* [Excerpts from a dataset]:
####################
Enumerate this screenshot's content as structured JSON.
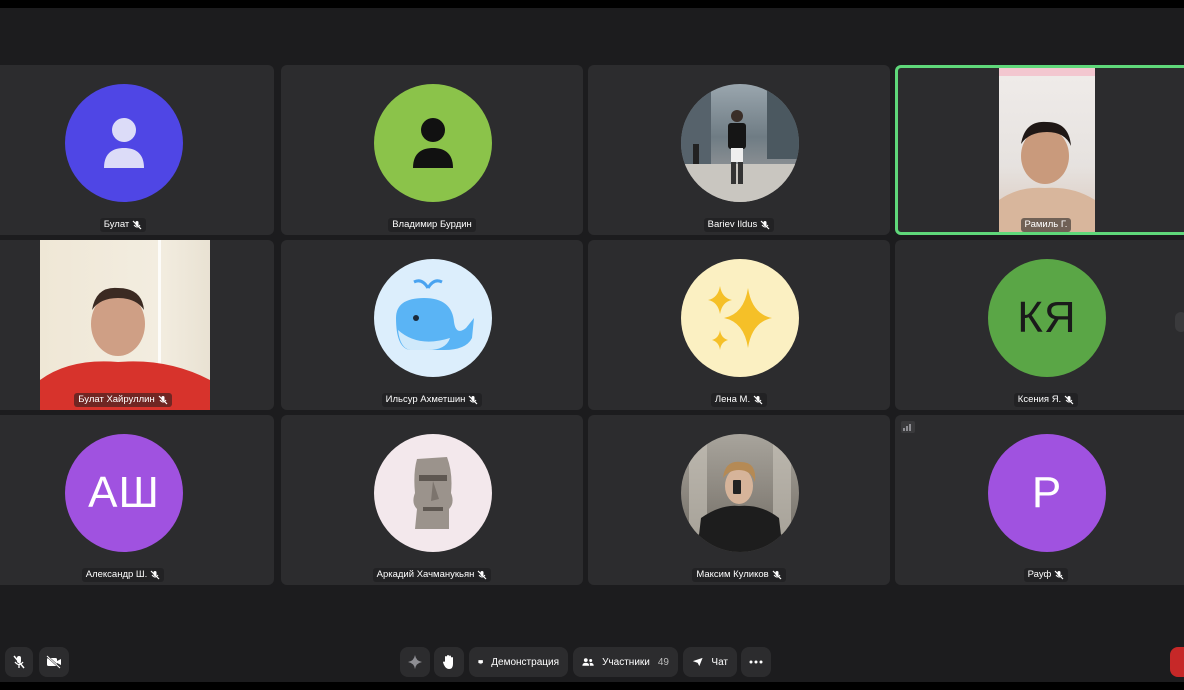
{
  "colors": {
    "background": "#1c1c1e",
    "tile": "#2c2c2e",
    "active_speaker_border": "#5fd87a"
  },
  "participants": [
    {
      "name": "Булат",
      "avatar": "user-icon",
      "avatar_color": "#4f46e5",
      "muted": true
    },
    {
      "name": "Владимир Бурдин",
      "avatar": "user-icon",
      "avatar_color": "#8bc34a",
      "muted": false
    },
    {
      "name": "Bariev Ildus",
      "avatar": "photo",
      "muted": true
    },
    {
      "name": "Рамиль Г.",
      "avatar": "video",
      "muted": false,
      "speaking": true
    },
    {
      "name": "Булат Хайруллин",
      "avatar": "video",
      "muted": true
    },
    {
      "name": "Ильсур Ахметшин",
      "avatar": "whale-emoji",
      "avatar_color": "#dceefc",
      "muted": true
    },
    {
      "name": "Лена М.",
      "avatar": "sparkles-emoji",
      "avatar_color": "#fbf0c2",
      "muted": true
    },
    {
      "name": "Ксения Я.",
      "avatar": "initials",
      "initials": "КЯ",
      "avatar_color": "#5aa646",
      "muted": true
    },
    {
      "name": "Александр Ш.",
      "avatar": "initials",
      "initials": "АШ",
      "avatar_color": "#a052e0",
      "muted": true
    },
    {
      "name": "Аркадий Хачманукьян",
      "avatar": "moai-emoji",
      "avatar_color": "#f3e8ec",
      "muted": true
    },
    {
      "name": "Максим Куликов",
      "avatar": "photo",
      "muted": true
    },
    {
      "name": "Рауф",
      "avatar": "initials",
      "initials": "Р",
      "avatar_color": "#a052e0",
      "muted": true
    }
  ],
  "toolbar": {
    "mic": "mic-off-icon",
    "camera": "camera-off-icon",
    "effects": "sparkle-icon",
    "raise_hand": "hand-icon",
    "screen_share_label": "Демонстрация",
    "participants_label": "Участники",
    "participants_count": "49",
    "chat_label": "Чат",
    "more": "more-icon"
  }
}
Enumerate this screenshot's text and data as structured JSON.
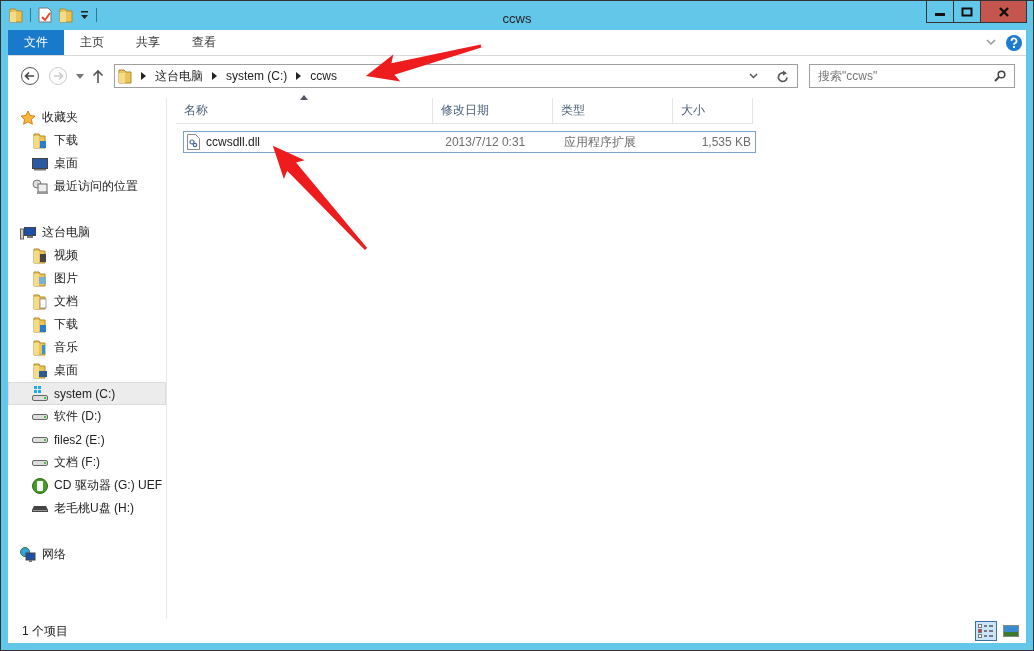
{
  "window": {
    "title": "ccws"
  },
  "ribbon_tabs": [
    {
      "label": "文件",
      "kind": "file"
    },
    {
      "label": "主页",
      "kind": "tab"
    },
    {
      "label": "共享",
      "kind": "tab"
    },
    {
      "label": "查看",
      "kind": "tab"
    }
  ],
  "address_bar": {
    "crumbs": [
      "这台电脑",
      "system (C:)",
      "ccws"
    ]
  },
  "search": {
    "placeholder": "搜索\"ccws\""
  },
  "navigation": [
    {
      "label": "收藏夹",
      "kind": "star",
      "selected": false,
      "children": [
        {
          "label": "下载",
          "kind": "folder-download",
          "selected": false
        },
        {
          "label": "桌面",
          "kind": "desktop",
          "selected": false
        },
        {
          "label": "最近访问的位置",
          "kind": "recent",
          "selected": false
        }
      ]
    },
    {
      "label": "这台电脑",
      "kind": "computer",
      "selected": false,
      "children": [
        {
          "label": "视频",
          "kind": "folder-video",
          "selected": false
        },
        {
          "label": "图片",
          "kind": "folder-picture",
          "selected": false
        },
        {
          "label": "文档",
          "kind": "folder-doc",
          "selected": false
        },
        {
          "label": "下载",
          "kind": "folder-download",
          "selected": false
        },
        {
          "label": "音乐",
          "kind": "folder-music",
          "selected": false
        },
        {
          "label": "桌面",
          "kind": "folder-desktop",
          "selected": false
        },
        {
          "label": "system (C:)",
          "kind": "drive-system",
          "selected": true
        },
        {
          "label": "软件 (D:)",
          "kind": "drive",
          "selected": false
        },
        {
          "label": "files2 (E:)",
          "kind": "drive",
          "selected": false
        },
        {
          "label": "文档 (F:)",
          "kind": "drive",
          "selected": false
        },
        {
          "label": "CD 驱动器 (G:) UEF",
          "kind": "cd",
          "selected": false
        },
        {
          "label": "老毛桃U盘 (H:)",
          "kind": "usb",
          "selected": false
        }
      ]
    },
    {
      "label": "网络",
      "kind": "network",
      "selected": false
    }
  ],
  "table": {
    "columns": [
      {
        "label": "名称",
        "sorted": true
      },
      {
        "label": "修改日期",
        "sorted": false
      },
      {
        "label": "类型",
        "sorted": false
      },
      {
        "label": "大小",
        "sorted": false
      }
    ],
    "rows": [
      {
        "name": "ccwsdll.dll",
        "modified": "2013/7/12 0:31",
        "type": "应用程序扩展",
        "size": "1,535 KB",
        "focused": true
      }
    ]
  },
  "status_bar": {
    "text": "1 个项目",
    "views": [
      {
        "kind": "details",
        "selected": true
      },
      {
        "kind": "large-icons",
        "selected": false
      }
    ]
  }
}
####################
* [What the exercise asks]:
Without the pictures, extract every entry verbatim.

* [Answer to this exercise]:
Enumerate this screenshot's content as structured JSON.
{
  "colors": {
    "background": "#1c1c1e",
    "tile": "#2c2c2e",
    "active_speaker_border": "#5fd87a"
  },
  "participants": [
    {
      "name": "Булат",
      "avatar": "user-icon",
      "avatar_color": "#4f46e5",
      "muted": true
    },
    {
      "name": "Владимир Бурдин",
      "avatar": "user-icon",
      "avatar_color": "#8bc34a",
      "muted": false
    },
    {
      "name": "Bariev Ildus",
      "avatar": "photo",
      "muted": true
    },
    {
      "name": "Рамиль Г.",
      "avatar": "video",
      "muted": false,
      "speaking": true
    },
    {
      "name": "Булат Хайруллин",
      "avatar": "video",
      "muted": true
    },
    {
      "name": "Ильсур Ахметшин",
      "avatar": "whale-emoji",
      "avatar_color": "#dceefc",
      "muted": true
    },
    {
      "name": "Лена М.",
      "avatar": "sparkles-emoji",
      "avatar_color": "#fbf0c2",
      "muted": true
    },
    {
      "name": "Ксения Я.",
      "avatar": "initials",
      "initials": "КЯ",
      "avatar_color": "#5aa646",
      "muted": true
    },
    {
      "name": "Александр Ш.",
      "avatar": "initials",
      "initials": "АШ",
      "avatar_color": "#a052e0",
      "muted": true
    },
    {
      "name": "Аркадий Хачманукьян",
      "avatar": "moai-emoji",
      "avatar_color": "#f3e8ec",
      "muted": true
    },
    {
      "name": "Максим Куликов",
      "avatar": "photo",
      "muted": true
    },
    {
      "name": "Рауф",
      "avatar": "initials",
      "initials": "Р",
      "avatar_color": "#a052e0",
      "muted": true
    }
  ],
  "toolbar": {
    "mic": "mic-off-icon",
    "camera": "camera-off-icon",
    "effects": "sparkle-icon",
    "raise_hand": "hand-icon",
    "screen_share_label": "Демонстрация",
    "participants_label": "Участники",
    "participants_count": "49",
    "chat_label": "Чат",
    "more": "more-icon"
  }
}
Enumerate this screenshot's text and data as structured JSON.
{
  "window": {
    "title": "ccws"
  },
  "ribbon_tabs": [
    {
      "label": "文件",
      "kind": "file"
    },
    {
      "label": "主页",
      "kind": "tab"
    },
    {
      "label": "共享",
      "kind": "tab"
    },
    {
      "label": "查看",
      "kind": "tab"
    }
  ],
  "address_bar": {
    "crumbs": [
      "这台电脑",
      "system (C:)",
      "ccws"
    ]
  },
  "search": {
    "placeholder": "搜索\"ccws\""
  },
  "navigation": [
    {
      "label": "收藏夹",
      "kind": "star",
      "selected": false,
      "children": [
        {
          "label": "下载",
          "kind": "folder-download",
          "selected": false
        },
        {
          "label": "桌面",
          "kind": "desktop",
          "selected": false
        },
        {
          "label": "最近访问的位置",
          "kind": "recent",
          "selected": false
        }
      ]
    },
    {
      "label": "这台电脑",
      "kind": "computer",
      "selected": false,
      "children": [
        {
          "label": "视频",
          "kind": "folder-video",
          "selected": false
        },
        {
          "label": "图片",
          "kind": "folder-picture",
          "selected": false
        },
        {
          "label": "文档",
          "kind": "folder-doc",
          "selected": false
        },
        {
          "label": "下载",
          "kind": "folder-download",
          "selected": false
        },
        {
          "label": "音乐",
          "kind": "folder-music",
          "selected": false
        },
        {
          "label": "桌面",
          "kind": "folder-desktop",
          "selected": false
        },
        {
          "label": "system (C:)",
          "kind": "drive-system",
          "selected": true
        },
        {
          "label": "软件 (D:)",
          "kind": "drive",
          "selected": false
        },
        {
          "label": "files2 (E:)",
          "kind": "drive",
          "selected": false
        },
        {
          "label": "文档 (F:)",
          "kind": "drive",
          "selected": false
        },
        {
          "label": "CD 驱动器 (G:) UEF",
          "kind": "cd",
          "selected": false
        },
        {
          "label": "老毛桃U盘 (H:)",
          "kind": "usb",
          "selected": false
        }
      ]
    },
    {
      "label": "网络",
      "kind": "network",
      "selected": false
    }
  ],
  "table": {
    "columns": [
      {
        "label": "名称",
        "sorted": true
      },
      {
        "label": "修改日期",
        "sorted": false
      },
      {
        "label": "类型",
        "sorted": false
      },
      {
        "label": "大小",
        "sorted": false
      }
    ],
    "rows": [
      {
        "name": "ccwsdll.dll",
        "modified": "2013/7/12 0:31",
        "type": "应用程序扩展",
        "size": "1,535 KB",
        "focused": true
      }
    ]
  },
  "status_bar": {
    "text": "1 个项目",
    "views": [
      {
        "kind": "details",
        "selected": true
      },
      {
        "kind": "large-icons",
        "selected": false
      }
    ]
  }
}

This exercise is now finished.